This new high barrier packaging is the first in a line of more sustainable polyolefin based packaging film products. 


The new high barrier laminate is suitable for packaging a range for food products as well as pharmaceuticals and medical devices. 


Polyolefin, the main component can also be recycled in existing processing streams. 


This new product has been in development since as early as 2015 with the goal of providing barrier packaging films that are essentially metal free but perform just as well as other metallized film products. 


It is hoped this new development will significantly reduce the carbon footprint for both Amcor and their end users. 


Much research and development has gone into the new line.
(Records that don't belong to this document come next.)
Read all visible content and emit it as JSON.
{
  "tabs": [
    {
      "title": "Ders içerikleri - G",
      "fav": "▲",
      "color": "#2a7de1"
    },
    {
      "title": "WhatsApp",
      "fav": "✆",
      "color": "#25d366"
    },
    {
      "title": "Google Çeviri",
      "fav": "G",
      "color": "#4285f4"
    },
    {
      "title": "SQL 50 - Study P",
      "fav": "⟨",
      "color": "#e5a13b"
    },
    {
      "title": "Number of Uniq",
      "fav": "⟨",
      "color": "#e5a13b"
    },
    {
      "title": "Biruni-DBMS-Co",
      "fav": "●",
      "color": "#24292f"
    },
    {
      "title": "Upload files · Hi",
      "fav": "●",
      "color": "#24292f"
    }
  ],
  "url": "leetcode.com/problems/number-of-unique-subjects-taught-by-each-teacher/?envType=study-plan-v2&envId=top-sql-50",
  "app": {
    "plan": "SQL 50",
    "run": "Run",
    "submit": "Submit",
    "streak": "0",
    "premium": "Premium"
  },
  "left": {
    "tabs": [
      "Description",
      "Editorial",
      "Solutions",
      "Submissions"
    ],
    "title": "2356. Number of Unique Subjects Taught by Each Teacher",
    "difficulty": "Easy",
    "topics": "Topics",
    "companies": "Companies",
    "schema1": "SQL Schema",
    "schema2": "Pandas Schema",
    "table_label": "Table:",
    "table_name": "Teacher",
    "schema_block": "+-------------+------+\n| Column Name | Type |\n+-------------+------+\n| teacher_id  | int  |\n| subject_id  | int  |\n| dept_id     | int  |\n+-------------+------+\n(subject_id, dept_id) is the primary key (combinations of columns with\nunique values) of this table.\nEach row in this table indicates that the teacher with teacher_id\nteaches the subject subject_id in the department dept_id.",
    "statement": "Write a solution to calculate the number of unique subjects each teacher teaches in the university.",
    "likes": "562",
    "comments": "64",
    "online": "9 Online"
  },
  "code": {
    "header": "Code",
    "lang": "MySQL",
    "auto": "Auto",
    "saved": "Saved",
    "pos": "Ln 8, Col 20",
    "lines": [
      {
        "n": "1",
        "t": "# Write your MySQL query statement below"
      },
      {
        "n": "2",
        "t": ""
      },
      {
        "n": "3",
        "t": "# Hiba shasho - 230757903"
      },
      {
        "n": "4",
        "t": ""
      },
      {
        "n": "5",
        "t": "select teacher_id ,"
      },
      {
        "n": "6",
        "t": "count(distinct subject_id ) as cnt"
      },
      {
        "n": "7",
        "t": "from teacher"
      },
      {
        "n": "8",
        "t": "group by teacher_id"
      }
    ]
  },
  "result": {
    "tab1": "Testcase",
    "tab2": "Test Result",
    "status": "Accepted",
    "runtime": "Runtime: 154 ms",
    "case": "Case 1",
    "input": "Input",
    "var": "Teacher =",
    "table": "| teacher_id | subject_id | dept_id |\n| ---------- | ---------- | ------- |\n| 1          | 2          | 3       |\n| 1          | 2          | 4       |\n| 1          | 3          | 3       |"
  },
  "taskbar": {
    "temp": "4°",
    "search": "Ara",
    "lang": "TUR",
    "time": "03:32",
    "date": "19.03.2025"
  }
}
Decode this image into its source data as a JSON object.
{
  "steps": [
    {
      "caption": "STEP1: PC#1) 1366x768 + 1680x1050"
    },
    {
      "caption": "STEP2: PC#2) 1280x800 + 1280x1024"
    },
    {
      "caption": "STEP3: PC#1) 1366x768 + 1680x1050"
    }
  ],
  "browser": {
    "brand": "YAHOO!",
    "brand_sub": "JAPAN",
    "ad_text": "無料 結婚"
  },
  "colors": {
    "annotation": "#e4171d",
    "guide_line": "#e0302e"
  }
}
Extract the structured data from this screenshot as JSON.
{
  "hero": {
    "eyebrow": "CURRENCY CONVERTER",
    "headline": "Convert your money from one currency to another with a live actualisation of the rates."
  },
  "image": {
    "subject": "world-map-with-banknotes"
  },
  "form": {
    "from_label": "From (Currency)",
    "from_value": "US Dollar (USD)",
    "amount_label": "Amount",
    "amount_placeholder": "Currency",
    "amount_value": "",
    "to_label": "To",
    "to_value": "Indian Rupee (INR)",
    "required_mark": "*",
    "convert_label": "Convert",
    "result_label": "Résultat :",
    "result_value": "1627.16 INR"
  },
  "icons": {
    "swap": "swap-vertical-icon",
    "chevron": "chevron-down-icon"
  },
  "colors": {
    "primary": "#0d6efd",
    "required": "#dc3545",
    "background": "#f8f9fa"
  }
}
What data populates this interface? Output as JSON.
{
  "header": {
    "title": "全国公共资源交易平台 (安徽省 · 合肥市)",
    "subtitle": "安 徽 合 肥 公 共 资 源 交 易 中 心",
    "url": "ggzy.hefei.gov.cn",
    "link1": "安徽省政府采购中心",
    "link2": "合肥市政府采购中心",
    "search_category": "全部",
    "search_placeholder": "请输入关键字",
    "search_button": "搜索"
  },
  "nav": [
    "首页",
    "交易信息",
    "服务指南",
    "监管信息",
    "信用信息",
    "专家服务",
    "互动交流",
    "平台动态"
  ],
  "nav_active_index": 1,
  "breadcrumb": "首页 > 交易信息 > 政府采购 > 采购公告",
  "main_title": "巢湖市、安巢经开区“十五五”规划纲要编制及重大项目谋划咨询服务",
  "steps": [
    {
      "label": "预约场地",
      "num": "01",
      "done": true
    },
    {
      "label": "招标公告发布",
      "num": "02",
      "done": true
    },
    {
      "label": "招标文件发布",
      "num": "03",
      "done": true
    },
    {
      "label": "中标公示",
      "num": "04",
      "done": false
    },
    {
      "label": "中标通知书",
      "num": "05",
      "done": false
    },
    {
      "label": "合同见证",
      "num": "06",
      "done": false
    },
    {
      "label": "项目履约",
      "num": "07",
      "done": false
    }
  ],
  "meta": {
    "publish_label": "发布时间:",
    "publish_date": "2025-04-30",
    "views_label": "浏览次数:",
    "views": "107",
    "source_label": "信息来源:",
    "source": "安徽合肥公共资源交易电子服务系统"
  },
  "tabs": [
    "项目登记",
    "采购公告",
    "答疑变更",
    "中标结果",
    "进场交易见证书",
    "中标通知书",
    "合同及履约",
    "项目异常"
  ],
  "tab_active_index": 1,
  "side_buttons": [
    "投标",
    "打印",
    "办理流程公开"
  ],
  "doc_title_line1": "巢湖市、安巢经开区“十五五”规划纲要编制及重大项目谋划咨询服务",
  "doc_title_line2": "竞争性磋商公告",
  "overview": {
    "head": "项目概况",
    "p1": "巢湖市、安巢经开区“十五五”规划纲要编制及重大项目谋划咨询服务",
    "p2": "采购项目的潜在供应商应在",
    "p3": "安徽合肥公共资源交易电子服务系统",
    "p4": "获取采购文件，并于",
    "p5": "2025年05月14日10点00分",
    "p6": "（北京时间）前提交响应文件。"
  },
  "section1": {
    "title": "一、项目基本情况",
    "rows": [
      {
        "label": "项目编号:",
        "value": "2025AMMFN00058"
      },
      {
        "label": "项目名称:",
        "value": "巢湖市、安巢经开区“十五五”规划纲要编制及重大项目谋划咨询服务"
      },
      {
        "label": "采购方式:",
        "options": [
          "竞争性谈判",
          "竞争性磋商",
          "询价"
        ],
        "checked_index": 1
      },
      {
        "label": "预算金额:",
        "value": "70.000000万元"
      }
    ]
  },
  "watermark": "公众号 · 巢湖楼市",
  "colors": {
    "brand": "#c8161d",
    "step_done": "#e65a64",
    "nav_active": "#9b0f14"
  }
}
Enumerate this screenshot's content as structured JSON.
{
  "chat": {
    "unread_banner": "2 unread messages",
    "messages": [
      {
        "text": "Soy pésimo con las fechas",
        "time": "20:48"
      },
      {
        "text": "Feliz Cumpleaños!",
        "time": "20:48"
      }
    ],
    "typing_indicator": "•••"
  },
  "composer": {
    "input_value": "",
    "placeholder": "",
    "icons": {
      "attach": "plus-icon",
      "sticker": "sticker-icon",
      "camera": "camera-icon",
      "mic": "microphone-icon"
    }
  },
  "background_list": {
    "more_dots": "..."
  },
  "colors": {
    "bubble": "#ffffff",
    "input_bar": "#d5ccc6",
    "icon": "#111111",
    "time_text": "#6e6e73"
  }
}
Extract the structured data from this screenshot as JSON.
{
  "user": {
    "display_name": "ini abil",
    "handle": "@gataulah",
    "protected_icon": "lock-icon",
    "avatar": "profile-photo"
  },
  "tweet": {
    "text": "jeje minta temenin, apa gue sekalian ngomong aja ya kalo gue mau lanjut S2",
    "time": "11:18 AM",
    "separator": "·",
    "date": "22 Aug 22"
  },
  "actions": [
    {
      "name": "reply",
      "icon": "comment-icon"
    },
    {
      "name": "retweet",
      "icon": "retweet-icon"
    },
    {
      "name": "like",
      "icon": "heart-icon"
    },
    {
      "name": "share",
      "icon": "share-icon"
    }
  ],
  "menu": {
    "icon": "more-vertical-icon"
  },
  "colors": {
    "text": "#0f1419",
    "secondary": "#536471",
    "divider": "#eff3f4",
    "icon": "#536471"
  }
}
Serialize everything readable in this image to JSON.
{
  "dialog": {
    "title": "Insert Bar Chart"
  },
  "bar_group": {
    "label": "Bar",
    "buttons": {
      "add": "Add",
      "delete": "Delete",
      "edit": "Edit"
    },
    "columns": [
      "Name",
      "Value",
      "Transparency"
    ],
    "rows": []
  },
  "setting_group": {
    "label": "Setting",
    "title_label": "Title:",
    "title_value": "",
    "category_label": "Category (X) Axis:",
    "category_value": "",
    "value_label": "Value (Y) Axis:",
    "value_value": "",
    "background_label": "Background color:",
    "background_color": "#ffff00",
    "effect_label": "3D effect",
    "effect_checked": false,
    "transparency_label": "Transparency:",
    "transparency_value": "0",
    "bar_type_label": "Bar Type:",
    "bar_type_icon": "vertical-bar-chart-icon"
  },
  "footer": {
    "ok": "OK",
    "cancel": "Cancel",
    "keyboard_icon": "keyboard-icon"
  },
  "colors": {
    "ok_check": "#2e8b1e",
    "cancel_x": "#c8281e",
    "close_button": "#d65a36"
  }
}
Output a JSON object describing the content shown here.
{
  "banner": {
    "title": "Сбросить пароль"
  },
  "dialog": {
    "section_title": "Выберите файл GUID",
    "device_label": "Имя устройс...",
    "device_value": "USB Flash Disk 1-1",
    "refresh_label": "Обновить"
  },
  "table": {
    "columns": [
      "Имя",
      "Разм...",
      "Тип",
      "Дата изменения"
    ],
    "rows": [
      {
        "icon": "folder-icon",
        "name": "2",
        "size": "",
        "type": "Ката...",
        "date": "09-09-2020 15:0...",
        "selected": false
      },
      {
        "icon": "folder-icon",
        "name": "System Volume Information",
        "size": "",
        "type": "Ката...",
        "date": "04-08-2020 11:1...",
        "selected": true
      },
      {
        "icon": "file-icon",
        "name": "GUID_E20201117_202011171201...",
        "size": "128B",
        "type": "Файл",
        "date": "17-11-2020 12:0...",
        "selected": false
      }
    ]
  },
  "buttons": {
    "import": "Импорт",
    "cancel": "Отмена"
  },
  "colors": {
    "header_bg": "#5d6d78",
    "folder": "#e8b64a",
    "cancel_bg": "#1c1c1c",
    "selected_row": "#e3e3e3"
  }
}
It is the final product to culminate from several years worth of work following Amcors decision to make all its packaging films recyclable by the year 2025!


.The new high barrier packaging can easily be used on existing filling & heat sealer machines whilst helping to solve the sustainability challenges that are faced by companies of all sizes. Indeed manufacturers of all shapes and sizes are now facing both legislation from government and also changing consumer demands and opinion. 


Amcor has stated that AmLite can be used in a variety of format and deliveries including – 



Amcor’s customers will be able to move to this new recyclable packaging solution with relative ease.


Still though it represents a major shift in that it is well known that high barrier packaging is notoriously hard to recycle!


Amcor’s development team got around this by replacing the PET layer that existed in their original AmLite packaging with its innovative high barrier OPP film. 


The overall carbon footprint is drastically reduced by using a ultra thin clear barrier layer that replaced aluminium and metallized layers. This change plus the recyclable nature of the film reduces the packaging’s carbon footprint by an impressive 64%!


Some supermarkets are already ready to be early adopters of this new packaging with broader customer trials expected to happen during summer 2019!